It is eerily silent. All of the machines are off, and all of the hospital personnel have left. It’s just you and your love alone. Even Death has moved on, their work complete.
And that is just the way Death operates. Nothing personal. Death doesn’t tremble. Death doesn’t pause to consider. Death just does.
And we, the living, are left to ponder the damaged wreckage of our lives, the shattered debris of our souls. Some people try to glue the pieces back together. Some people throw those pieces away and get something new. Some people, I’m sure, deny the pieces are damaged and continue on as if nothing had happened.
But me? I am married to a glass artist. I’ve walked around barefoot picking shards from my feet for much of the last 30 years. It’s a hazard of the position and a badge of honor to be with the one I love most of all. I can’t even bring myself to pick up the broken pieces let alone do something with them. I shuffle unshod through the ruins of my new life day after day, night after night. Always a new cut or stab, always leaking a little blood as I go, a trail of droplets to mark my passage, a sanguineous measure of any progress I might make.
I wanted none of this, and I got all of it. All of nothing.

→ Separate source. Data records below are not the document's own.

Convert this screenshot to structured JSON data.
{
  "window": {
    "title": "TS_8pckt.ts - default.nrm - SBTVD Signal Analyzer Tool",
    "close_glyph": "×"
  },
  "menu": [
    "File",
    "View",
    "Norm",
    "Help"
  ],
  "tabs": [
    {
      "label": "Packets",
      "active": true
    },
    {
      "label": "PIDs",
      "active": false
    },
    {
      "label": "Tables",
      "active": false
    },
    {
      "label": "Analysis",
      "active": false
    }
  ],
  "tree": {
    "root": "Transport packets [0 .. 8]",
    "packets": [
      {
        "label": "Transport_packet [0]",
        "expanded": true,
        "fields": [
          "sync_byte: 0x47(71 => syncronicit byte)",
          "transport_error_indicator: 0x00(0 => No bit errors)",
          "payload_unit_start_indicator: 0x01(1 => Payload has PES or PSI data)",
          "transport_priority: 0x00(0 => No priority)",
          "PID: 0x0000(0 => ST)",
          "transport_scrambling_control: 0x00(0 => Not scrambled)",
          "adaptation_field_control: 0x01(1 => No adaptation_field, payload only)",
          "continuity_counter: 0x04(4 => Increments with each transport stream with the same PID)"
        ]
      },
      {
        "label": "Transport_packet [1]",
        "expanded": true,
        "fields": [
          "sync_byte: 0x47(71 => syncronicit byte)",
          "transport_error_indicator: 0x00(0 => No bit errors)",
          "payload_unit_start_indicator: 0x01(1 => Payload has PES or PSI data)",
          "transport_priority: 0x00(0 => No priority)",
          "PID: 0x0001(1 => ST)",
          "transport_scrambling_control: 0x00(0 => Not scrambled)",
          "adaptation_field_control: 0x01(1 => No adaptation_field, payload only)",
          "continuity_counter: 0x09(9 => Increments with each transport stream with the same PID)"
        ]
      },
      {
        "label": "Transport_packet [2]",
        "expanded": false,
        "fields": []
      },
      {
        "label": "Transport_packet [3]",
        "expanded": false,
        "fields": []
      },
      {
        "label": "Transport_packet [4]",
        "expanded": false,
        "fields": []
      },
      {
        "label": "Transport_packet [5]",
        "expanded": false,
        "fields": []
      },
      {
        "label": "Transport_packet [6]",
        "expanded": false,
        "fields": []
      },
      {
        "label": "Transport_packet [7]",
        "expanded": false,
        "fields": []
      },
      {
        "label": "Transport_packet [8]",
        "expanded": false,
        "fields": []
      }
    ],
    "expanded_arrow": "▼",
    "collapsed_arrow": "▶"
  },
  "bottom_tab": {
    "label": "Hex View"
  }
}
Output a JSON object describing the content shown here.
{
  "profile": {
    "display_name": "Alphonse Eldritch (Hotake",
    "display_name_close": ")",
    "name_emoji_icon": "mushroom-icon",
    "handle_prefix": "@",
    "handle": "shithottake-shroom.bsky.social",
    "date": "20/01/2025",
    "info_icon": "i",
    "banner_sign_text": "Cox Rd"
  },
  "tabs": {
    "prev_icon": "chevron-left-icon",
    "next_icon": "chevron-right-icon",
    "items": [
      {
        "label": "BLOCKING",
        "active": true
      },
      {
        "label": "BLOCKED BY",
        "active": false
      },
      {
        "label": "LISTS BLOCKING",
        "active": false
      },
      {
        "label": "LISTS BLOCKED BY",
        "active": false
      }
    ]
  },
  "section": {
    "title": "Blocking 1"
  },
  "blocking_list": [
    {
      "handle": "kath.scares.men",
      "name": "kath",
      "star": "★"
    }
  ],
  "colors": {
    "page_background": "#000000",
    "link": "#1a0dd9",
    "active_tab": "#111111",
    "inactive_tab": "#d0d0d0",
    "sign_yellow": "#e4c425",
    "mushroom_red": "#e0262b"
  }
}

Jim deserves a brilliant eulogy, but I can’t write one. Jim deserves a fitting ending, but I can’t materialize that either. Jim deserves to be alive, but I couldn’t make that happen, even though, may the girls forgive me, I tried. I am powerless to do anything of consequence. All I can do is let you know that he is gone. Tell you that we who love him mourn his absence. Express that we hope his journey is a good one. And until I leave on my own adventure to find him, this will have to do.
I love you, Jim. Travel safe.